In a proposal, Guarino presented a range of leading amplifier brands,evaluating them with specific criteria to the church staff. The choiceended up being three models from the AB International Pro series based on ahigh marks in sound quality and dependability. The lack of need forcomputer control and monitoring offered substantial cost reduction.

Pro series model 9620 amplifiers drive the bass loudspeakers. Model 9420units power the mid-frequency transducers and model 9220 units power thehigh-frequency devices. The center cluster is driven at 2 V; the left andright clusters are loaded at 4 V.

EAW MX300 processors supply crossover to the loudspeakers. A single stereoprocessor was used for the left and right clusters. The upper and lowerportions of the central cluster each have their own dedicated monoprocessor. Several equalizers supply individually tailored EQ settings forthe upper and lower portions of the system.

Again, through communication with the customer, a number of equalizersbrands were proposed before Rane GE60 1/3-octave graphic equalizers wereselected. Guarino points out that, in addition to good sound quality and anexcellent price point, he appreciated the GE60’s continuously variableadjusting filters for precisely control of both the extreme high and lowends of the frequency spectrum.

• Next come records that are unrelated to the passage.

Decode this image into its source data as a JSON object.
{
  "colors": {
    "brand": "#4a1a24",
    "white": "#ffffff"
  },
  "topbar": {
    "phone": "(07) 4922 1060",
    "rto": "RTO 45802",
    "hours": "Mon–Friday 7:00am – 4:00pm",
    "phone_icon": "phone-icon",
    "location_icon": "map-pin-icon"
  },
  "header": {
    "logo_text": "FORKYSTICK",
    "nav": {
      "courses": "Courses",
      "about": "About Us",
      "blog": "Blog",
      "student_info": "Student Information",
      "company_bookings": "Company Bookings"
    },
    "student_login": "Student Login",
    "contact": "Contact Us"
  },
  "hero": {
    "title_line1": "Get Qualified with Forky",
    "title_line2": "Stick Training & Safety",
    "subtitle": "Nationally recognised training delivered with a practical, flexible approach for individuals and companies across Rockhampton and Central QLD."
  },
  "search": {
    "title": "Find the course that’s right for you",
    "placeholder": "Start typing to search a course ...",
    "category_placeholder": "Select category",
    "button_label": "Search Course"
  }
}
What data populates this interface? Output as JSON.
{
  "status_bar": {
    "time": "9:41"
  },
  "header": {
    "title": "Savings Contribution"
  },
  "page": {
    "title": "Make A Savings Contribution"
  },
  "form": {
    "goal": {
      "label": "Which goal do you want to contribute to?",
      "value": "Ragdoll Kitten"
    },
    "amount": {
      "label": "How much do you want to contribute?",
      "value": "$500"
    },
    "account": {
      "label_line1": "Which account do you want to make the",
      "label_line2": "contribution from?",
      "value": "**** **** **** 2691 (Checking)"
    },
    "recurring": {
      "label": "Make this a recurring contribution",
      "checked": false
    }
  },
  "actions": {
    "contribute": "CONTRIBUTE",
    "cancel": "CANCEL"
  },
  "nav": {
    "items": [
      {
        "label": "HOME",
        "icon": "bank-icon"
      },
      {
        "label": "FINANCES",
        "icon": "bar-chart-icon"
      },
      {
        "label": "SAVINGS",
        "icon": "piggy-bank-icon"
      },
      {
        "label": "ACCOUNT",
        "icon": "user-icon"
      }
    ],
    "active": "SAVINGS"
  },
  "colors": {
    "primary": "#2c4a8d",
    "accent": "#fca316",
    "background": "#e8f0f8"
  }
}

The house mixing console, a 40-channel Yamaha PM-1800, had been added someyears earlier. Still in excellent condition and supplying the capabilitynecessary for this system, it has been retained. In addition, two1/3-octave equalizers from the prior system were also put to good use.Located adjacent to the console, they can be added to a channel orsubgroup, such as the choir subgroup or the pastor’s microphone channel fora bit of extra tweaking.

Virtually all programming run through the system is live with only anoccasional tape or CD playback exception. A Sabine feedback exterminatorinserted in the choir subgroup allows a bit more headroom, particularlywhen the orchestra and band are in high gear. However, both it and theextra equalizer settings have been adjusted at the time of installation andcan’t be accessed by system operators.

Routing schemes established on the console are simple and intuitive.Guarino points out that operators vary in experience, so the simplisticapproach usually works best. This philosophy was also the primary factor inthe decision not to add a lot of outboard effects processors; only a YamahaSPX-990 and SPX-90 were on hand.

“As an experienced live and studio engineer, I have come to expect a lot ofextra tools to patch into a system,” he says. “But most of the operatorsrunning this system would not take advantage of them, so it would be moneynot well spent. Besides, this system sounds great as it is.”

A mix of all subgroups, also with its own tailored equalization, is sent tosix EAW JF80 compact loudspeakers mounted from the ceiling at the front ofeach of the six overflow rooms behind the sanctuary. A single AB model 9620amplifier receiving a properly delayed signal drives all six, three perchannel. Offering a 90 degrees coverage pattern that covers the entireoverflow room, these loudspeakers primarily reinforce mid/high programmaterial that the clusters can’t quite deliver given the obstructioncreated by the overhang of the balcony.

Positive imagingApthough starting to show its age, the stage monitoring system was alsoretained for the time being. An exception to this is the choir monitorsystem, which has been replaced by two EAW UB82 loudspeakers hung in aside-fill fashion. The units are controlled by a GE60 equalizer and poweredby an additional AB 9420 amplifier. The monitor amplifiers are locatedadjacent to the front-of-house system’s power and processing racks in thecontrol booth. The floor monitor loudspeakers remain a combination ofvarious model wedges that can be placed as needed.

Guarino notes that the combination of the old and new has met with ravereviews from the client. “The most-heard comments have focused on theclarity and openness of sound quality as well as the positive impact of thestereo imaging,” he concludes. “Our primary goal was to deliver very highquality stereo sound suitable for all the church’s applications, and thishas been accomplished, much to their satisfaction.”

Featured Articles